4 responses to “The Myth of the Ignorant Client”

  1. I’m glad that you’ve pointed this out. Some time ago, I used to scoff behind a client’s back because I felt they did not know anything about the web. And, of course, I felt I was always right. Changing this attitude has done wonders for my relationship with clients.

    My company chooses to educate clients. We host classes on SEO, Social Media, Usability, etc. Our goal is to give the client the ability to make informed decisions about their website. No one knows their business better than they do.

    As a web designer, it’s a very rewarding experience. It allows clients to become a team players. All around there is less frustration and a better end result in the project. A little education goes a long way.

  2. Great, great post. I agree wholeheartedly — we’ve reached the point where the internet is shifting to become the dominant medium and, as such, nearly everyone has day-to-day experience with it.

    All of my recent clients have come to the table informed about their needs. They all know what works and what doesn’t, and it’s surprisingly easy to get things off the ground and focus on solid web design patterns — which we both know work.

    Really, it’s just the maturation of our industry from odd curiosity into an truly ‘new medium.’ Despite furious progress, the technological aspect of design projects are starting to matter less — we’re finding the patterns that work and deliver the most value.

    It’s exciting times to work in this field, right now. I’m thrilled that the challenges today are more about how to win with great process, messaging, and design — rather than hand-waving about selling the newest technology.

  3. Andrew Green Avatar
    Andrew Green

    Thanks for this post, Chris.

    I often think that consultants that create the music industry producer/artist relationship with the client generally create better experiences. You can only do that successfully if you respect your client, include and create with them.

  4. I often find my troubles increase if my client is half-informed. For example, I recently did a redesign a of an ancient site–thousands of static HTML pages with nested tables–but the client was extremely worried that moving to a simple PHP CMS would ruin their google page rank.
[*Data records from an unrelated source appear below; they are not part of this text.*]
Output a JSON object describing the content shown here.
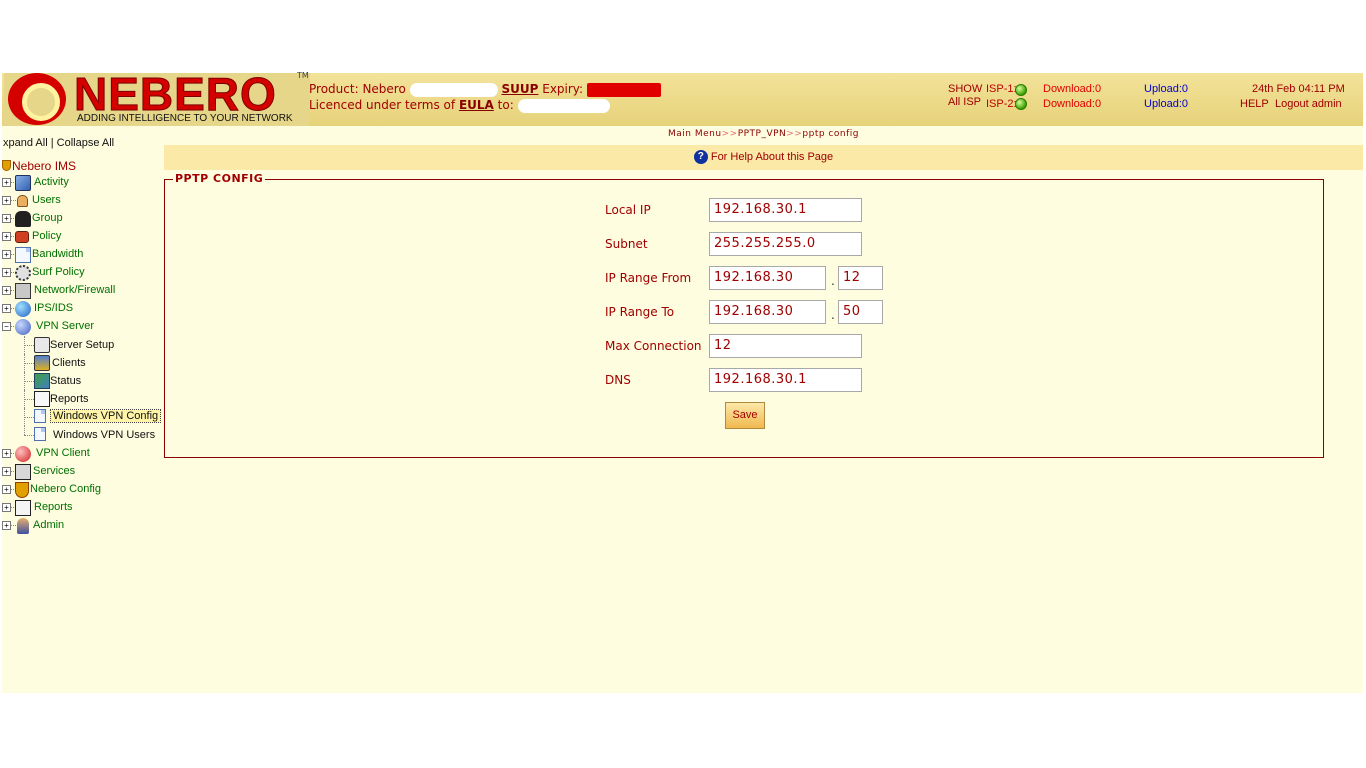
{
  "header": {
    "logo_text": "NEBERO",
    "logo_tm": "TM",
    "tagline": "ADDING INTELLIGENCE TO YOUR NETWORK",
    "product_label": "Product:",
    "product_name": "Nebero",
    "suup": "SUUP",
    "expiry_label": "Expiry:",
    "licence_text": "Licenced under terms of",
    "eula": "EULA",
    "to_label": "to:",
    "show_all_isp_line1": "SHOW",
    "show_all_isp_line2": "All ISP",
    "isps": [
      {
        "label": "ISP-1:",
        "download": "Download:0",
        "upload": "Upload:0"
      },
      {
        "label": "ISP-2:",
        "download": "Download:0",
        "upload": "Upload:0"
      }
    ],
    "datetime": "24th Feb 04:11 PM",
    "help": "HELP",
    "logout": "Logout admin"
  },
  "sidebar": {
    "expand_all": "xpand All",
    "divider": "|",
    "collapse_all": "Collapse All",
    "root": "Nebero IMS",
    "nodes": [
      {
        "label": "Activity",
        "icon": "activity-icon",
        "pm": "+"
      },
      {
        "label": "Users",
        "icon": "users-icon",
        "pm": "+"
      },
      {
        "label": "Group",
        "icon": "group-icon",
        "pm": "+"
      },
      {
        "label": "Policy",
        "icon": "policy-icon",
        "pm": "+"
      },
      {
        "label": "Bandwidth",
        "icon": "bandwidth-icon",
        "pm": "+"
      },
      {
        "label": "Surf Policy",
        "icon": "gear-icon",
        "pm": "+"
      },
      {
        "label": "Network/Firewall",
        "icon": "firewall-icon",
        "pm": "+"
      },
      {
        "label": "IPS/IDS",
        "icon": "globe-icon",
        "pm": "+"
      },
      {
        "label": "VPN Server",
        "icon": "vpn-server-icon",
        "pm": "−"
      }
    ],
    "vpn_children": [
      {
        "label": "Server Setup",
        "icon": "server-setup-icon"
      },
      {
        "label": "Clients",
        "icon": "clients-icon"
      },
      {
        "label": "Status",
        "icon": "status-icon"
      },
      {
        "label": "Reports",
        "icon": "reports-icon"
      },
      {
        "label": "Windows VPN Config",
        "icon": "page-icon"
      },
      {
        "label": "Windows VPN Users",
        "icon": "page-icon"
      }
    ],
    "nodes_after": [
      {
        "label": "VPN Client",
        "icon": "vpn-client-icon",
        "pm": "+"
      },
      {
        "label": "Services",
        "icon": "services-icon",
        "pm": "+"
      },
      {
        "label": "Nebero Config",
        "icon": "shield-icon",
        "pm": "+"
      },
      {
        "label": "Reports",
        "icon": "reports-icon",
        "pm": "+"
      },
      {
        "label": "Admin",
        "icon": "admin-icon",
        "pm": "+"
      }
    ]
  },
  "main": {
    "breadcrumb": [
      "Main Menu",
      ">>",
      "PPTP_VPN",
      ">>",
      "pptp config"
    ],
    "help_text": "For Help About this Page",
    "legend": "PPTP CONFIG",
    "fields": {
      "local_ip": {
        "label": "Local IP",
        "value": "192.168.30.1"
      },
      "subnet": {
        "label": "Subnet",
        "value": "255.255.255.0"
      },
      "range_from": {
        "label": "IP Range From",
        "value": "192.168.30",
        "suffix": "12"
      },
      "range_to": {
        "label": "IP Range To",
        "value": "192.168.30",
        "suffix": "50"
      },
      "max_connection": {
        "label": "Max Connection",
        "value": "12"
      },
      "dns": {
        "label": "DNS",
        "value": "192.168.30.1"
      }
    },
    "range_separator": ".",
    "save_label": "Save"
  }
}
Near the end of the project, I started getting questions about why the site wouldn’t update using FrontPage. (!) Honestly, in that case, it would’ve been very convenient to work with a completely uninformed client who was open to best practices.